Mimulus ringens is a species of monkeyflower known by the common names Allegheny monkeyflower and square-stemmed monkeyflower. It is native to eastern and central North America. Naturalized in moist to wet soils in water or bog gardens, wet meadows.

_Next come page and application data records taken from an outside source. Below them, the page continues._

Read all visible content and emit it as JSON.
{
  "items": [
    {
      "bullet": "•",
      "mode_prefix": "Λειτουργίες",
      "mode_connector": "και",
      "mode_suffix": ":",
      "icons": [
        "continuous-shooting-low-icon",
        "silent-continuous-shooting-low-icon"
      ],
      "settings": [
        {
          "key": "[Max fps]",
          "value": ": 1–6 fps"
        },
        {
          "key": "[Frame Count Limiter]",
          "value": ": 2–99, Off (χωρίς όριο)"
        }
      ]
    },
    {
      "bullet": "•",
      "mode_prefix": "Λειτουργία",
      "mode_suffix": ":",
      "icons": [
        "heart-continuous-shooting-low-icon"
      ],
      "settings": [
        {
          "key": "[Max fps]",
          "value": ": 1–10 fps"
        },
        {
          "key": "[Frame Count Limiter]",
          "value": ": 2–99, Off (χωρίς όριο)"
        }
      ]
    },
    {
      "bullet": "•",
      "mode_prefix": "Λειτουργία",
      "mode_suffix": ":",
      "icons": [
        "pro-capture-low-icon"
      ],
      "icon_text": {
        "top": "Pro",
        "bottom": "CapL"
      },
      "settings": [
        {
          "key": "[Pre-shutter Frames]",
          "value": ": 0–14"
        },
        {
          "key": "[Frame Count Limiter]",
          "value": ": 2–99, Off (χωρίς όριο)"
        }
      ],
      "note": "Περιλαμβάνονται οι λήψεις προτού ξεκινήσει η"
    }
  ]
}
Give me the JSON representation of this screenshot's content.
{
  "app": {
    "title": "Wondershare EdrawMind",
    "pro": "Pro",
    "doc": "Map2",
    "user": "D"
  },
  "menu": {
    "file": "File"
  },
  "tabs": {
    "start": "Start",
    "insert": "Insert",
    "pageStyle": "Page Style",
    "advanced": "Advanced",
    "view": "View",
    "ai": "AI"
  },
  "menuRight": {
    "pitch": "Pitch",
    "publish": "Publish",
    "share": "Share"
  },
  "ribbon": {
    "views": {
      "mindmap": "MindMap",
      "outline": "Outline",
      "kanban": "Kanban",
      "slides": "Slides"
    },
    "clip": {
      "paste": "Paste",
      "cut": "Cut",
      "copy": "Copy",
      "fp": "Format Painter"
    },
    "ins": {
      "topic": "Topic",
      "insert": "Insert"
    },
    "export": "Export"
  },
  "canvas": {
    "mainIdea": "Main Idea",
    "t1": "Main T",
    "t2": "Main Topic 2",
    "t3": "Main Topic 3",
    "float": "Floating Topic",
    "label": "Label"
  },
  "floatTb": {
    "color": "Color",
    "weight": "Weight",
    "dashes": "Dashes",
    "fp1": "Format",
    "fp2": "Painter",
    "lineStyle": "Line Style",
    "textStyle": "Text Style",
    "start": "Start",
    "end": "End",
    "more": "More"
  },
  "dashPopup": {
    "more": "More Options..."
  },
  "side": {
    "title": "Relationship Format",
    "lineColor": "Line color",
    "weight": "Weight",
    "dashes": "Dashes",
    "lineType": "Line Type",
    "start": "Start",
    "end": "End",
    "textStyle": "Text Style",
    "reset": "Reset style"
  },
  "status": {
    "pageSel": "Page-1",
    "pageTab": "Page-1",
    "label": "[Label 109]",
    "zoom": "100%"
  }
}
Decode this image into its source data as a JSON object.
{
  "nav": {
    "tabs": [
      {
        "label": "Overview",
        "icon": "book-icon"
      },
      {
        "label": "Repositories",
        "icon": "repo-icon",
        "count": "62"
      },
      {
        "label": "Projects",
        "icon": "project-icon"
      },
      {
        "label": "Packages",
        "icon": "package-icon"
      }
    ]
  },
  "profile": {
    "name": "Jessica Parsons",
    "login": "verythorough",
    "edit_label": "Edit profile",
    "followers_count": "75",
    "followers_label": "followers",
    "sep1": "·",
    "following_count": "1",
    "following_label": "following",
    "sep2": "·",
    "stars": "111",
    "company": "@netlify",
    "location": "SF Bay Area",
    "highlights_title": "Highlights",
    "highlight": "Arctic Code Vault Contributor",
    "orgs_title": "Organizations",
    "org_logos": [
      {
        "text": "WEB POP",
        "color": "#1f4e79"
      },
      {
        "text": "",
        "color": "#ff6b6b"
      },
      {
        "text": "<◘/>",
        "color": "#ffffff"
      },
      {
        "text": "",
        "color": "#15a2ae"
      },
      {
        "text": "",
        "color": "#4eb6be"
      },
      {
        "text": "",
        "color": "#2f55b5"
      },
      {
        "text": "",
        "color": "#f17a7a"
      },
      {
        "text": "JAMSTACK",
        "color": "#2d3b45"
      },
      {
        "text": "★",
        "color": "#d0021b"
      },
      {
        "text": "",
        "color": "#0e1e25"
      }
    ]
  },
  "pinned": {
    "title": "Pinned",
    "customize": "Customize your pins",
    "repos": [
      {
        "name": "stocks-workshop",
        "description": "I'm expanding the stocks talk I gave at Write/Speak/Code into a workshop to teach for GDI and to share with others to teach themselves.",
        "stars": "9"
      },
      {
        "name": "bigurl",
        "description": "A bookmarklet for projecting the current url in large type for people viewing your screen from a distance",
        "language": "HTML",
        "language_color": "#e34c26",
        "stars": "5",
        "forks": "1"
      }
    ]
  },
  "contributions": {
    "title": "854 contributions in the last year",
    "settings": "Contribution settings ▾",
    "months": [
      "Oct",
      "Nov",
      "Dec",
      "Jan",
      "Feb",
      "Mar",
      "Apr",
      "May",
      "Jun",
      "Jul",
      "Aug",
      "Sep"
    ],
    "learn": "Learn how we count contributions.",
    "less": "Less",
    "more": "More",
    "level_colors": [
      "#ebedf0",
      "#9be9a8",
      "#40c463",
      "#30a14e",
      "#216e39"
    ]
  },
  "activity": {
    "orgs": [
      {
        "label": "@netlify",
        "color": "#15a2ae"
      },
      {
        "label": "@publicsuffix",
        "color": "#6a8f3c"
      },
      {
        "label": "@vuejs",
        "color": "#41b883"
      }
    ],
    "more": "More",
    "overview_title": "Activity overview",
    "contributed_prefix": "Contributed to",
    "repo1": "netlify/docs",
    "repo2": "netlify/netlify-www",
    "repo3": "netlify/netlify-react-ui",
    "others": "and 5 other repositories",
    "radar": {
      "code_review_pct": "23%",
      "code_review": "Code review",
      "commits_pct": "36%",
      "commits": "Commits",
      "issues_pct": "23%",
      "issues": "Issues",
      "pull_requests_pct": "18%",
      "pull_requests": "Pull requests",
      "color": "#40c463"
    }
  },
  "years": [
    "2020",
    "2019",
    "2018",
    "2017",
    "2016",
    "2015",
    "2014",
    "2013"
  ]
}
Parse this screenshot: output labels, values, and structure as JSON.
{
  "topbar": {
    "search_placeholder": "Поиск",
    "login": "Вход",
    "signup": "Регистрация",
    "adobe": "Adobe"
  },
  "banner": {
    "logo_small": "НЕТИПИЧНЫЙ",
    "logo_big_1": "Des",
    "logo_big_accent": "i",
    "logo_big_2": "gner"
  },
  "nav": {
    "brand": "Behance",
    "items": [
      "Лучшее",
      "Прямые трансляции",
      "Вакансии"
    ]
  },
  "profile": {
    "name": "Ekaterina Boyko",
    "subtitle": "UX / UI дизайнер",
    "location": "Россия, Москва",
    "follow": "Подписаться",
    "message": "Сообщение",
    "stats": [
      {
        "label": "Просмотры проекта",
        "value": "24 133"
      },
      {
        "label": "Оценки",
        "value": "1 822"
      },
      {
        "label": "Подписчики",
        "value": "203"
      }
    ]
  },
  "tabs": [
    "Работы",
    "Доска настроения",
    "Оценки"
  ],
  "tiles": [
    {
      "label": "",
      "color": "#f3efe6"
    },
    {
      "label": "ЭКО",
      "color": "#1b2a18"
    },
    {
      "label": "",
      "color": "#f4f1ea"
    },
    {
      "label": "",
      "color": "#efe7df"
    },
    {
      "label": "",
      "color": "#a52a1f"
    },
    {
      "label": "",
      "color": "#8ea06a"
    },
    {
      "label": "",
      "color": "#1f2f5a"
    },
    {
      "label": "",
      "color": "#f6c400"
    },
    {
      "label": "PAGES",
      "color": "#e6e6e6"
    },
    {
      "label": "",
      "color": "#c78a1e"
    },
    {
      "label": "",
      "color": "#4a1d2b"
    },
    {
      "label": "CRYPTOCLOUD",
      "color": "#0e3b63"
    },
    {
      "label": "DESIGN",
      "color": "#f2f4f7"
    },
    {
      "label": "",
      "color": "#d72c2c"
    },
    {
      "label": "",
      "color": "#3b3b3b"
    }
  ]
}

Mimulus ringens, commonly called Allegheny monkey flower or square-stemmed monkey flower, is a rhizomatous, Missouri native, upright perennial which typically occurs in swampy areas, wet meadows, pond/streambanks and low woods throughout the State. Typically grows 1-3' (less frequently to 4') tall on erect, square, sometimes branching stems. Features lilac-purple, snapdragon-like flowers (to 1" long) with two-lipped, open-mouthed corollas. Flowers appear in pairs in the leaf axils on slender 1-2" long pedicels. Each flower purportedly resembles the face of a smiling monkey (hence the common name). Flowers bloom throughout the summer. Sessile, opposite leaves (2-4" long) are oblong to lanceolate and sharply-toothed. It can be invasive in North America.